== App and web page records ==
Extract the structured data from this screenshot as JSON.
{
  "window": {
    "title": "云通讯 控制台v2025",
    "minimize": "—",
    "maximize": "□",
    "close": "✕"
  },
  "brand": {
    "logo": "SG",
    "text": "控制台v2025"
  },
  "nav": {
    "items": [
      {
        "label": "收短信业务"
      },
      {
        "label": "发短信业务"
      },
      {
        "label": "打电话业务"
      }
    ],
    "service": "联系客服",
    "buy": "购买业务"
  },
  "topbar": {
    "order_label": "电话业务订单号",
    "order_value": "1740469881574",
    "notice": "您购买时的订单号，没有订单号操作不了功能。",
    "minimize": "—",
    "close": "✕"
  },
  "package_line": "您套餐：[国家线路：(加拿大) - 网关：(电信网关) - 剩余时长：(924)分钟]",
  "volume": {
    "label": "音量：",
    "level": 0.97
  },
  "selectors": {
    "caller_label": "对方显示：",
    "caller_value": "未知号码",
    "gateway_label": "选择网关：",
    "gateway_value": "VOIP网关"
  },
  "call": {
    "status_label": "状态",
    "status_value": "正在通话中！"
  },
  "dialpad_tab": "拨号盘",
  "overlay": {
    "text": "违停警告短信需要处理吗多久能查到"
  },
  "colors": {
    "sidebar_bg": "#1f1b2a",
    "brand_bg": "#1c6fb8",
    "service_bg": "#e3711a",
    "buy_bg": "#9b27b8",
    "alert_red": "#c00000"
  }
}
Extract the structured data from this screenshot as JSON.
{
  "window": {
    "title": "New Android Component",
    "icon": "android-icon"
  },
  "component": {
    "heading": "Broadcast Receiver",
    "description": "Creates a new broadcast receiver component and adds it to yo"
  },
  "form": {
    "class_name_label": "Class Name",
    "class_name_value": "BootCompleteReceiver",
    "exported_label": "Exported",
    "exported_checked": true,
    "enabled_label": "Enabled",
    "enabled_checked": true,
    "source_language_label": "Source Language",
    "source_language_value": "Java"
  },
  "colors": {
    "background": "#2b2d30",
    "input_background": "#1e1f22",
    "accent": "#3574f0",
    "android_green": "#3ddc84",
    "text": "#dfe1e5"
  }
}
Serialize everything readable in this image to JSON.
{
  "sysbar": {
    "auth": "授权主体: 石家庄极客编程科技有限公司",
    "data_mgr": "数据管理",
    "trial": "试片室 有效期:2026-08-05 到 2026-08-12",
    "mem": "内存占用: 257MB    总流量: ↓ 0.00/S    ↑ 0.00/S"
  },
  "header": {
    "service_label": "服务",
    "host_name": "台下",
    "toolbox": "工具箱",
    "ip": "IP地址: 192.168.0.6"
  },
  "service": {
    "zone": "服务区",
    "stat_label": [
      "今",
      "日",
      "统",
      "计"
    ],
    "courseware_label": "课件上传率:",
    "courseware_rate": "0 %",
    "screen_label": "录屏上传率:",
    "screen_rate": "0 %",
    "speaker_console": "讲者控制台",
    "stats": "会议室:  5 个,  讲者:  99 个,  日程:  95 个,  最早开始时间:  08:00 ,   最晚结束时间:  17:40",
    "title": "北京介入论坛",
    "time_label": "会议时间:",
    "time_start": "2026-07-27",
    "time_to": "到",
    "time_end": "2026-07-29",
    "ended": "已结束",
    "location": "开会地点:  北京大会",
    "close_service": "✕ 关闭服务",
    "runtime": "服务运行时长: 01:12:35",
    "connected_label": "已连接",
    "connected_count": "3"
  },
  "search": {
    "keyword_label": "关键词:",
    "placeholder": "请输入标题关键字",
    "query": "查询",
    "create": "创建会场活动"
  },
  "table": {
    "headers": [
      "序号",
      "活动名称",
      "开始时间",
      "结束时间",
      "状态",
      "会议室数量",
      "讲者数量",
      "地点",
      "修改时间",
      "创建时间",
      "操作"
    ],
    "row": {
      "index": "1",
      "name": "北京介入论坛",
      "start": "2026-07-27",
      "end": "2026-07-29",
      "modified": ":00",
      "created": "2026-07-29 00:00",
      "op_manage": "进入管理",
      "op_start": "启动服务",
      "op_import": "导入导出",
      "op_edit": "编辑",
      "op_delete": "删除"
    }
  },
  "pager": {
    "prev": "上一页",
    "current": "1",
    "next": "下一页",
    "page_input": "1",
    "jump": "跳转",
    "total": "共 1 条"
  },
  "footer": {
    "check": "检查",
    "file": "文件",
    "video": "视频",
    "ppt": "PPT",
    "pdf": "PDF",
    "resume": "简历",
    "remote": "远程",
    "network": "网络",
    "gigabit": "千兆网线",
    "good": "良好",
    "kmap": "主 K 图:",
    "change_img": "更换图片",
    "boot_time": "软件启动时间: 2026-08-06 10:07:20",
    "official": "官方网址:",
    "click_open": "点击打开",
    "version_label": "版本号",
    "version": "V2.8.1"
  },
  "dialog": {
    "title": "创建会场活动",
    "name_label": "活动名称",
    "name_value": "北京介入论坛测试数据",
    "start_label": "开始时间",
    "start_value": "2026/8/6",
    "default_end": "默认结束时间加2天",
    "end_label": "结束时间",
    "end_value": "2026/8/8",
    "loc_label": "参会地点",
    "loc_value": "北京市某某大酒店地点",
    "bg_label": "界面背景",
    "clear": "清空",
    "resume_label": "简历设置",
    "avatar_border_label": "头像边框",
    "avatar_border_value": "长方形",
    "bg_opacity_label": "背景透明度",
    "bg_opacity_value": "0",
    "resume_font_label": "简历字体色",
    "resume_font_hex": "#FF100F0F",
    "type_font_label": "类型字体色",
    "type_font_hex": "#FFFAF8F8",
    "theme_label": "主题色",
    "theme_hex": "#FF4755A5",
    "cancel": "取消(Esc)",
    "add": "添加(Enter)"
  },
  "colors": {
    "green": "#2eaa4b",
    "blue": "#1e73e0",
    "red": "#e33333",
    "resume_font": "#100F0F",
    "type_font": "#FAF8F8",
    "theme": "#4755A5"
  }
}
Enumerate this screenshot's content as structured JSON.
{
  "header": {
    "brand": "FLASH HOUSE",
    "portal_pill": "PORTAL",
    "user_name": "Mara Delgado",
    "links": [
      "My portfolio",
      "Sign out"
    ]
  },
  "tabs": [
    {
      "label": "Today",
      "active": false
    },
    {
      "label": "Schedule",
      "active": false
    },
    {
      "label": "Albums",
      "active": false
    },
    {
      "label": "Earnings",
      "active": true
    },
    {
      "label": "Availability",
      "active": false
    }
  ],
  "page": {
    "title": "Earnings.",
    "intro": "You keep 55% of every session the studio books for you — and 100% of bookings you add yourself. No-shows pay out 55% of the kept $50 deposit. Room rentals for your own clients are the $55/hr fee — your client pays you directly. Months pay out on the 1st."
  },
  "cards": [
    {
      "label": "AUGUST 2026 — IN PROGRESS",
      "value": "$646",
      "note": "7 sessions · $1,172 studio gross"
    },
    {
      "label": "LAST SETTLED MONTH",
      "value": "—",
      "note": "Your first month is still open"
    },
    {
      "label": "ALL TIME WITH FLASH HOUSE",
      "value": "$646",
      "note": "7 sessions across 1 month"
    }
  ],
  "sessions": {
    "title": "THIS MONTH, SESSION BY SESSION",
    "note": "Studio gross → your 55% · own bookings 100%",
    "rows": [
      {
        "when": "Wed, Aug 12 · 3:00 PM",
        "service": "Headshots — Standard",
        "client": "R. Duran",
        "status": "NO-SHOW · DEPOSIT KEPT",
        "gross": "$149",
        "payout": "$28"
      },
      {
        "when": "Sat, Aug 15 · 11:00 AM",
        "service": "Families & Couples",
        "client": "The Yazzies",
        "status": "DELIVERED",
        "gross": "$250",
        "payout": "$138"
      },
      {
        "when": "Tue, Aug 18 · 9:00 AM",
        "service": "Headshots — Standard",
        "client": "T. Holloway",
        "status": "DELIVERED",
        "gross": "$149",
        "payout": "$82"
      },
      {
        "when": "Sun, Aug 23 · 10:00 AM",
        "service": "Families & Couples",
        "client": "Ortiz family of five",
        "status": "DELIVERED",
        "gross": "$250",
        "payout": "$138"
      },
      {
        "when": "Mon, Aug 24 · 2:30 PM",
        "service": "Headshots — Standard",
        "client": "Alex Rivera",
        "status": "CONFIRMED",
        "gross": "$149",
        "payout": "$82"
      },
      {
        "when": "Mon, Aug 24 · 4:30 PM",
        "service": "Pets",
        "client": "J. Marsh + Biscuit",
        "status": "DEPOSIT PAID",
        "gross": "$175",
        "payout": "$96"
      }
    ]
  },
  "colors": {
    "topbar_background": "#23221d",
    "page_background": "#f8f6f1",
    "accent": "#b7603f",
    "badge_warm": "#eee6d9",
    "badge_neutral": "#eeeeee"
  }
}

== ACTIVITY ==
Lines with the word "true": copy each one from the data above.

== ANSWER TO THIS EXERCISE ==
    "exported_checked": true,
    "enabled_checked": true,
      "active": true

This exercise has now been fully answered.